Stirred not shaken – lamb burgers with mint
Fortune tellers, tarot card readers, horoscopes – I wish that just for fun I could believe they offer a grain of truth, but I just don’t get it. Same could be said about ordering a burger in a restaurant. Don’t get me wrong, I like burgers. I’ve been through that stage of life of staggering into a burger joint late at night with alcohol fuelled hunger (this was in the days that John Gummer was feeding his daughter hamburgers in front of the media). I do wonder occasionally whether I have become a mad cow…but I digress. I like to eat burgers fresh from the barbecue or cast iron griddle and preferably when no one is watching to see the mayonnaise and gherkins slide down my chin.
I was invited the opening ceremony of a new burger joint, heavy on nostalgia. It sounded like fun.
The concept was based road side burger stand – something remembered fondly by many Americans by all accounts. As a Brit it seems like an equivalent affection for the kebab van on a Saturday night but I even found one stand in Hollywood given landmark status to stop it from closing.
The staff were super-friendly, the welcome warm, and around me, lots of diners, many of whom had queued to eat this food in the US, were in heaven. But I was a bit mystified by it all.
We live in a culture of supply and demand and who can blame businesses for supplying food that people will queue up for. But it’s still ‘fast food’ and my burger and fries contained 1879 mg of sodium (the RDI in the US is 2400 mg and 1600 mg in the UK).
The UAE has one of the biggest obesity and diabetes issues in the world. Why celebrate someone else’s cultural nostalgia when there is so much fantastic and healthy Middle Eastern food to draw from? Wild Peeta has shown how it can be done, but why aren’t there more imitators of this sort of concept?
So I’m campaigning for the kofta! I have no way to prove that this lamb burger is better for you than the ones served up in a burger joint, but replacing cheese with home-made hummus, using fresh mint and tomatoes from my garden, with olive oil, makes sense to me. No one can stare when I’ve got crumbs on my chin either.
Lamb burgers with hummus and mint (adapted from a recipe by Alistair Hendy in Home Cook)

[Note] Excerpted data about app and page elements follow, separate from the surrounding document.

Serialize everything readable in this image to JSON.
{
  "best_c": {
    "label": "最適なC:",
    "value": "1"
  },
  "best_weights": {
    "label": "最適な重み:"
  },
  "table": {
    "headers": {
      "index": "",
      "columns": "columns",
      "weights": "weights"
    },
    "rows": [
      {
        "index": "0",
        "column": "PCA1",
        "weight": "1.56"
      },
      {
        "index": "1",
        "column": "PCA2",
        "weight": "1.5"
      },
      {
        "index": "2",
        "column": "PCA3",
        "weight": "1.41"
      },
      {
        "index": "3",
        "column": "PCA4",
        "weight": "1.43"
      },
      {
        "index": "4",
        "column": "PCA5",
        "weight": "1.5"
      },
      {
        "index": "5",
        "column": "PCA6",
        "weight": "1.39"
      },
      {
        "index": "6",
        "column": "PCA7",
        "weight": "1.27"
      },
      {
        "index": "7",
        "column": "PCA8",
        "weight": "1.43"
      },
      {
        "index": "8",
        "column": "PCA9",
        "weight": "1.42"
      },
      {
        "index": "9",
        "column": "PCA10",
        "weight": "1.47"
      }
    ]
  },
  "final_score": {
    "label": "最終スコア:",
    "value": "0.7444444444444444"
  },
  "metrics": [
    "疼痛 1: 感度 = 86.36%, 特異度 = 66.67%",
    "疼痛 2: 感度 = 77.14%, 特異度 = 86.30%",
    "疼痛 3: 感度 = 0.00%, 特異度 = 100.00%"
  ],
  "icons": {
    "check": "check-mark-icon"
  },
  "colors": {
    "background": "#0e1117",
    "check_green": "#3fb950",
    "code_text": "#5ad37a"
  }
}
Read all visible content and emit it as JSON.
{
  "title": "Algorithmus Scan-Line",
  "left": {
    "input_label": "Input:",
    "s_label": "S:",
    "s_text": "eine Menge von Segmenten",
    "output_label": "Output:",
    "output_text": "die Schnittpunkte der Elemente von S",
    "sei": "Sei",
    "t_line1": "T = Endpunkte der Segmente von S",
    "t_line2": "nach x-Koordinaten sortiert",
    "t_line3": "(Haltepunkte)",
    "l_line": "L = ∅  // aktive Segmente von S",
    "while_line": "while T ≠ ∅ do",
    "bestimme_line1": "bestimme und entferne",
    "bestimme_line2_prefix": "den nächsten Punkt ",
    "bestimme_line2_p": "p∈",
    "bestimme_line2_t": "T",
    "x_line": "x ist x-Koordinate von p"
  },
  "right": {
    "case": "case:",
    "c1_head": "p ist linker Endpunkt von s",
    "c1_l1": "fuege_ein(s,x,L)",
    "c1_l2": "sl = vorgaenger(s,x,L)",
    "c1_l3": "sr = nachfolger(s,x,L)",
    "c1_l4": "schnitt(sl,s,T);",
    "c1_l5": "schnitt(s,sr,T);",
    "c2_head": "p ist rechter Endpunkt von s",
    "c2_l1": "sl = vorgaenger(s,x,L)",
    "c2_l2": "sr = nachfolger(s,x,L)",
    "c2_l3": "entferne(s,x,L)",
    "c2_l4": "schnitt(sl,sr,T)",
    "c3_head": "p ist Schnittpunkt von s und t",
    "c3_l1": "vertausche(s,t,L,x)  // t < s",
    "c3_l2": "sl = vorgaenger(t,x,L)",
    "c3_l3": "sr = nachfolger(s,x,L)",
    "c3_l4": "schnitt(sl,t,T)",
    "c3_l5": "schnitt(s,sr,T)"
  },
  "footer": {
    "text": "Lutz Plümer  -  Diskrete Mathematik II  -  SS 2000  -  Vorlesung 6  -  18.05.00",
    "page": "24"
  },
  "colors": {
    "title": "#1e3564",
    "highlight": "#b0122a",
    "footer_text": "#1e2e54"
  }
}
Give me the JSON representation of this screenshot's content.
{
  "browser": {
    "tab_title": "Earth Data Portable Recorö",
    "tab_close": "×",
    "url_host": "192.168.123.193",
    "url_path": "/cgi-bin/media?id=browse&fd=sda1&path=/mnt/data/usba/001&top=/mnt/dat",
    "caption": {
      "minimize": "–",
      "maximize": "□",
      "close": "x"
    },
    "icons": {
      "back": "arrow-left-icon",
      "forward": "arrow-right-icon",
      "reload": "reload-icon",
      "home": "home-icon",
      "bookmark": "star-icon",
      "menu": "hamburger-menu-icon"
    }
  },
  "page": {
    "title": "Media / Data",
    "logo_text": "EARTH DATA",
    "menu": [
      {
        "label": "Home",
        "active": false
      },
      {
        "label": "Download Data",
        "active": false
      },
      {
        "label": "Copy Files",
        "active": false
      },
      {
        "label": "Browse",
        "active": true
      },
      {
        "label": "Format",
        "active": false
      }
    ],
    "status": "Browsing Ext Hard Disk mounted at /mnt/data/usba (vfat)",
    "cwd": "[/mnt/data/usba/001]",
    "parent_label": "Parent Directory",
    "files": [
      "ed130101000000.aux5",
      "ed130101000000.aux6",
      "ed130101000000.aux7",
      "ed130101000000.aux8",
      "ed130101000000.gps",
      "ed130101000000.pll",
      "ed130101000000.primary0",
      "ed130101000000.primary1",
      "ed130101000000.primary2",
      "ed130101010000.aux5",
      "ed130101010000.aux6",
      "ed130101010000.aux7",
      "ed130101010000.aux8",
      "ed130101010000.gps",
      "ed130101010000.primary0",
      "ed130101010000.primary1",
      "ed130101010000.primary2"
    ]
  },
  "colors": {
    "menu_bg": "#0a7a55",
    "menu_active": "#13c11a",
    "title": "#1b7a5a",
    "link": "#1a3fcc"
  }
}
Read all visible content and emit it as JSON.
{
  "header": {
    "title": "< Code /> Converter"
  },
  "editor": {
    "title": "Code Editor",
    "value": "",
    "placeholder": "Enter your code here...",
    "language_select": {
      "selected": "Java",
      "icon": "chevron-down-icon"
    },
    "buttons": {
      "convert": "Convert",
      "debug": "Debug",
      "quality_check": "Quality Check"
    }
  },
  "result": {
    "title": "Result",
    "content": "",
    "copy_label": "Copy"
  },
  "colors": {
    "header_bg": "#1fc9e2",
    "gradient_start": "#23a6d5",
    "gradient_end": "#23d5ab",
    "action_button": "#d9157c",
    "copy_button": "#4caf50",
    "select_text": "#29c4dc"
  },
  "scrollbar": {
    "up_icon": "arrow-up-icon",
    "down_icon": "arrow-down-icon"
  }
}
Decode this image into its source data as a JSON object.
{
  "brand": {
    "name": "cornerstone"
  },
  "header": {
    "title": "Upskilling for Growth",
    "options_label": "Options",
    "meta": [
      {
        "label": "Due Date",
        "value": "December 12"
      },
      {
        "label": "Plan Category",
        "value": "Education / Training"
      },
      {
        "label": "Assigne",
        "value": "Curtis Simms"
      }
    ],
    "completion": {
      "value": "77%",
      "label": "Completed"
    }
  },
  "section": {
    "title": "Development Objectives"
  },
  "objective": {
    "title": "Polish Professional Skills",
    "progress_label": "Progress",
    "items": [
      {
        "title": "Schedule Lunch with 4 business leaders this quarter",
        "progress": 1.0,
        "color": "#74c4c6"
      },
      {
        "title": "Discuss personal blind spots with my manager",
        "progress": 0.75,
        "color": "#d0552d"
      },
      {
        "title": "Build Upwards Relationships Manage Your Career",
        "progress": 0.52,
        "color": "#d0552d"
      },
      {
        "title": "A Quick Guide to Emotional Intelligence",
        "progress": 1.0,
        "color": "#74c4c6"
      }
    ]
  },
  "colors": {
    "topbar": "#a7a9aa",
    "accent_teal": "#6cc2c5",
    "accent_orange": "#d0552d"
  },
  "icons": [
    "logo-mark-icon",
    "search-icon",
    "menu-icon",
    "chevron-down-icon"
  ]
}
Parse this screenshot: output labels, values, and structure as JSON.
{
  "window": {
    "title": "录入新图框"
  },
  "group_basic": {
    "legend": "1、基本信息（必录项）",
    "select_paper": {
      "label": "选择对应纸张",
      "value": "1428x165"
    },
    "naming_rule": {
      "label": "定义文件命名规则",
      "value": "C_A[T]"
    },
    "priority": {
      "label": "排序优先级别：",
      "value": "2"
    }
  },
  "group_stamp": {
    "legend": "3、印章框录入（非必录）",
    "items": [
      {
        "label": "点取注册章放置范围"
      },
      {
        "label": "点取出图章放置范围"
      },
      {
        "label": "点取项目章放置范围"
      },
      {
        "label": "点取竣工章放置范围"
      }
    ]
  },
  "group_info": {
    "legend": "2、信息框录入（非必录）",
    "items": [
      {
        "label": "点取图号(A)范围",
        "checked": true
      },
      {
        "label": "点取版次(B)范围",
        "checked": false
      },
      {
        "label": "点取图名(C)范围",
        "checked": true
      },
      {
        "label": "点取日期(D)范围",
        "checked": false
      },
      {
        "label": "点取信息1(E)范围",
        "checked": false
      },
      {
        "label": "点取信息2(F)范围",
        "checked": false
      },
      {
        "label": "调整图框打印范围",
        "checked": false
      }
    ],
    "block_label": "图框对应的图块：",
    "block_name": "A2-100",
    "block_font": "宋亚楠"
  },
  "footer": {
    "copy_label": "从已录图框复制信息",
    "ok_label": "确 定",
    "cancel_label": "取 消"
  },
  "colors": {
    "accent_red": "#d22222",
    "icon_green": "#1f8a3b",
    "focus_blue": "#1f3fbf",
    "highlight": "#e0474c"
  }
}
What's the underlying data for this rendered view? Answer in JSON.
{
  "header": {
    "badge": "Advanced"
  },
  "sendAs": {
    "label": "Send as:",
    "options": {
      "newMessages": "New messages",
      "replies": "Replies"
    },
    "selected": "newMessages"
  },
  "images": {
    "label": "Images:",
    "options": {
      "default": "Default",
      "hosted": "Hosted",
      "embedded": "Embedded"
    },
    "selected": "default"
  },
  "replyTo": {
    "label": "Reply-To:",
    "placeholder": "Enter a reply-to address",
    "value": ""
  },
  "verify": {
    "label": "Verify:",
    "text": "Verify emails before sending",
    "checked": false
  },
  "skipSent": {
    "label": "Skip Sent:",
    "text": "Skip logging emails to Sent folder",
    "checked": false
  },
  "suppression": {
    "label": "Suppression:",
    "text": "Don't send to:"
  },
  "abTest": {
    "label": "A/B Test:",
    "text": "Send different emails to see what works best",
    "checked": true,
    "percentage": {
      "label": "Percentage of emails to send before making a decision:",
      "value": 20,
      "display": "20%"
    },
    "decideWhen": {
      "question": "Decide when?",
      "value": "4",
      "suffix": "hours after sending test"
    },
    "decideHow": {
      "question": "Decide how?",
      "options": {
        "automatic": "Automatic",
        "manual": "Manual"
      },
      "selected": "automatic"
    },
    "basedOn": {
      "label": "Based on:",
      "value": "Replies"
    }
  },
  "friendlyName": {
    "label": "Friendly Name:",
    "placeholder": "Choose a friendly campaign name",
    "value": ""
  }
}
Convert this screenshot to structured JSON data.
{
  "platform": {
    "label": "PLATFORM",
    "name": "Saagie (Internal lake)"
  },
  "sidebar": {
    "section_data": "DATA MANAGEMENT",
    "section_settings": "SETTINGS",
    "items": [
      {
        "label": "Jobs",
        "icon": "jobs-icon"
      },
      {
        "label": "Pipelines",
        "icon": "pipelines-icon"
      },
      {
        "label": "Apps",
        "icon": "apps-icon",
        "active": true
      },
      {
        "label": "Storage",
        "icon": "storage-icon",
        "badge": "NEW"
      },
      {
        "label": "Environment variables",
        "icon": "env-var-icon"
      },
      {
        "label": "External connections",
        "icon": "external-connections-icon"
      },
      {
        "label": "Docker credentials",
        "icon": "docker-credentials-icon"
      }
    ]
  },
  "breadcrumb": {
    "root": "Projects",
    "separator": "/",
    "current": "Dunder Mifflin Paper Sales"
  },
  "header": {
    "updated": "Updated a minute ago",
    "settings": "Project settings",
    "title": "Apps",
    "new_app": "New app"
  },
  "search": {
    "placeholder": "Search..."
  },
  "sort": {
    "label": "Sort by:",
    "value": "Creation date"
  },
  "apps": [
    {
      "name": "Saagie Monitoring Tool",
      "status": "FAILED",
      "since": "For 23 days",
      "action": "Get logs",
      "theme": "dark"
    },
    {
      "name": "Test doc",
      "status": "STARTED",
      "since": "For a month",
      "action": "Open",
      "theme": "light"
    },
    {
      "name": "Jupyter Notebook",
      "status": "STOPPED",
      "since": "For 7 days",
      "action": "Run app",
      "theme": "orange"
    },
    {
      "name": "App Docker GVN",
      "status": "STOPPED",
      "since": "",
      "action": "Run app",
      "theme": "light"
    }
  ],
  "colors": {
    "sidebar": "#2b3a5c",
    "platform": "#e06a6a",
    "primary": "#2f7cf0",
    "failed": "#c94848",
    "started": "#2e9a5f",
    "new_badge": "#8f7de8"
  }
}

Makes 6 large or 12 small burgers
1 tablespoon cumin seeds
1 tablespoon sesame seeds
1 tablespoon sea salt
1 onion, finely chopped
2 cloves garlic, crushed
500g lamb mince
1-2 teaspoons dried red chilli, crushed
1 bunch of mint
pitta or arabic bread
approx 150g hummus
Toast the cumin and sesame seeds in a non-stick or cast iron frying pan (dry-fry them) until then start to turn golden. Mix them with the sea salt (you’ll have much more than you need for this recipe).
Fry the onion and garlic with 2 teaspoons of the salt mixture in a little olive oil until the onion is soft and transparent. Mix this with the lamb, about a third of the mint, finely chopped, the dried chilli and some black pepper.
Shape the lamb mixture into burgers. If you don’t want your burgers slightly pink make into 8 smaller rounds (more like kofta). Brush with some oil and fry in a pan or grill on a barbecue until dark brown on the outside and cooked to your liking in the middle. 2 minutes each side, especially with the larger sizes, will give you pink lamb.
Warm the bread, split open, spoon in the hummus generously, stuff with the mint leaves and lastly the burgers sprinkled with a little extra seed salt and a squeeze of lemon. A grilled slice of aubergine is also a great addition.
Love to hear your thoughts about this one.